> EXERCISE GOAL:
Search the records for the string "number", and show each line where it appears.

> INPUT RECORDS:
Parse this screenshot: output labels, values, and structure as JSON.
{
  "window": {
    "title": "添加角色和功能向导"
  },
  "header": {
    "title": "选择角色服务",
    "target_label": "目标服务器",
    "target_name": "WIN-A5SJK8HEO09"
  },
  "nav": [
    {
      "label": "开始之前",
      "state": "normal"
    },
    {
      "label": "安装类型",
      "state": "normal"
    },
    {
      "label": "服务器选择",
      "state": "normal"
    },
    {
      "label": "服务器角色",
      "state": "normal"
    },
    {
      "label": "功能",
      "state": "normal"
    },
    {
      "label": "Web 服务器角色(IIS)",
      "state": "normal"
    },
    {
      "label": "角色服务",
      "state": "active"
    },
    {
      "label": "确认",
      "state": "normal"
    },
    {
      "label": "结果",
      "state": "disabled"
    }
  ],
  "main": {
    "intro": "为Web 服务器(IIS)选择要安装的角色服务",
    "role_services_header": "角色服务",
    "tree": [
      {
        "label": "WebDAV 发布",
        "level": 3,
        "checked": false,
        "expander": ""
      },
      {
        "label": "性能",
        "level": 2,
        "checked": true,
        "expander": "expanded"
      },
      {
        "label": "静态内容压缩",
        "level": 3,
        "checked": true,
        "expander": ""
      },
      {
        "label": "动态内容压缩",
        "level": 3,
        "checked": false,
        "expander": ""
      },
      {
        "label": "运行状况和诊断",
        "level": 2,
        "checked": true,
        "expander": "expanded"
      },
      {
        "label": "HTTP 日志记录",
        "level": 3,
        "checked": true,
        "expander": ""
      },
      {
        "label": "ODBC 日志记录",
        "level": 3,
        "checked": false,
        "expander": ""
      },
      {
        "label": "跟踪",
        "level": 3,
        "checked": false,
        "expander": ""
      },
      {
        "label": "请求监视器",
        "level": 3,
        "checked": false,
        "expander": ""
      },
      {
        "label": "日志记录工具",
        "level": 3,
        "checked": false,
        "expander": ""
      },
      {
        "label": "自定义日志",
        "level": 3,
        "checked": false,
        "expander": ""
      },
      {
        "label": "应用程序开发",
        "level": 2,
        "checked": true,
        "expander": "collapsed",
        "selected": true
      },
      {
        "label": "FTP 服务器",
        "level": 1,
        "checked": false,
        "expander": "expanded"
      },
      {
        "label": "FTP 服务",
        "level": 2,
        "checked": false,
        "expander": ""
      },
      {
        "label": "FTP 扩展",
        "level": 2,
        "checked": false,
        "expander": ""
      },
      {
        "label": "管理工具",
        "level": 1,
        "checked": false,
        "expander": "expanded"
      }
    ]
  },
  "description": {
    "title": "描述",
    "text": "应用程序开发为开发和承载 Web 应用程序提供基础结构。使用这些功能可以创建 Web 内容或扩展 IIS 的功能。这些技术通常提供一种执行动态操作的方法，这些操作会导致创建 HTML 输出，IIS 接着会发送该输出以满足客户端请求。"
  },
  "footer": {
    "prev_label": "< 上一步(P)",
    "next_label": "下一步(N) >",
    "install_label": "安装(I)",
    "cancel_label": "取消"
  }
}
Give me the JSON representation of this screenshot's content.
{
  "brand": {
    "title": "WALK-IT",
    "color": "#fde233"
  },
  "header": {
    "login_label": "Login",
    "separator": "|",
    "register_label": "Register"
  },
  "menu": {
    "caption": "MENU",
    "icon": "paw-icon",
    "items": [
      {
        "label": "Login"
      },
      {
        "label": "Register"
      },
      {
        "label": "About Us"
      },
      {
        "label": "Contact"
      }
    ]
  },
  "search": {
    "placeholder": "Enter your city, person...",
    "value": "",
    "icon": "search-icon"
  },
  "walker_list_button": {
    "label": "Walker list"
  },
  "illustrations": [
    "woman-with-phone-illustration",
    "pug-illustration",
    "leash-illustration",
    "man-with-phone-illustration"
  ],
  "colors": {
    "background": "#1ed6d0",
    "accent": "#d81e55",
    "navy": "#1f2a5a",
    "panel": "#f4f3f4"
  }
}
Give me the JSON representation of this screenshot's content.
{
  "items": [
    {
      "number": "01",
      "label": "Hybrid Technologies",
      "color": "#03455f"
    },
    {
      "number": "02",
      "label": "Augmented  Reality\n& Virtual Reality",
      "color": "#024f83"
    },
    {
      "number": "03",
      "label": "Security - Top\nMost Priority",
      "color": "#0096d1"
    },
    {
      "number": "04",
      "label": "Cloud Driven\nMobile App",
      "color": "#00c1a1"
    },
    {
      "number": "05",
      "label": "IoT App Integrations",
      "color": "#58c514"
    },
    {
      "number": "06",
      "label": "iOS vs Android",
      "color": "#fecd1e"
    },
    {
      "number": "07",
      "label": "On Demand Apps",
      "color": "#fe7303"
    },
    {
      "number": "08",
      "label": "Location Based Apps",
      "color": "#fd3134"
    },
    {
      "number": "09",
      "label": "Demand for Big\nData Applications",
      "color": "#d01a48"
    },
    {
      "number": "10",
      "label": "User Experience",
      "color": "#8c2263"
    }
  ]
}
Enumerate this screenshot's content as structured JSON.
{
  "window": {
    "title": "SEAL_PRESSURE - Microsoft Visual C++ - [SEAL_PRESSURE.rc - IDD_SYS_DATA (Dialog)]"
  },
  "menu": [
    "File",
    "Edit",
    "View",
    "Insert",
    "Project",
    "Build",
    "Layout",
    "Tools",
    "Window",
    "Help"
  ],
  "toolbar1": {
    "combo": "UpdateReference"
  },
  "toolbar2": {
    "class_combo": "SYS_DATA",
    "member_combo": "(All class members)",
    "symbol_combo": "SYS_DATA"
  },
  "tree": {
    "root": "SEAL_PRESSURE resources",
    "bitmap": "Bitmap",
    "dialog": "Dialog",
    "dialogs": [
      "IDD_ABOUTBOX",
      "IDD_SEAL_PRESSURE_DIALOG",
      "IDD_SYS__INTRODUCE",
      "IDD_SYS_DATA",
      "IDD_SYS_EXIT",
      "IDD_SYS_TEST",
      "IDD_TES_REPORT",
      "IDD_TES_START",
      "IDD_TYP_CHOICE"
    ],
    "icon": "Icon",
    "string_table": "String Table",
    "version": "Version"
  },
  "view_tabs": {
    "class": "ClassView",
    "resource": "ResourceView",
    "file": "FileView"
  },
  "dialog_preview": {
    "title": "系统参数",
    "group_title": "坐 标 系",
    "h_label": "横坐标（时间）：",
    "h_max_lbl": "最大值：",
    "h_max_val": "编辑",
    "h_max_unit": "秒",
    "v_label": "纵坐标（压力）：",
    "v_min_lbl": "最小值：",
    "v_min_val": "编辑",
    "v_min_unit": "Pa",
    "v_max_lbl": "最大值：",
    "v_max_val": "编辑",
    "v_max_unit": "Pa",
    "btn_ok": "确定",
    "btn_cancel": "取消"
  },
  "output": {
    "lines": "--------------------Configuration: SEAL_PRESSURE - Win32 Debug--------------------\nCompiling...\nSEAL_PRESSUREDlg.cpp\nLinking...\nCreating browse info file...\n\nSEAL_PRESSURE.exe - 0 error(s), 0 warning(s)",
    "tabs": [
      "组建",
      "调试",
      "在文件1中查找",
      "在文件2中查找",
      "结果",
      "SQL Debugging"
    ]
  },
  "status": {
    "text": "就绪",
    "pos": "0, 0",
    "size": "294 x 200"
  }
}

> RESPONSE TO THIS TASK:
      "number": "01",
      "number": "02",
      "number": "03",
      "number": "04",
      "number": "05",
      "number": "06",
      "number": "07",
      "number": "08",
      "number": "09",
      "number": "10",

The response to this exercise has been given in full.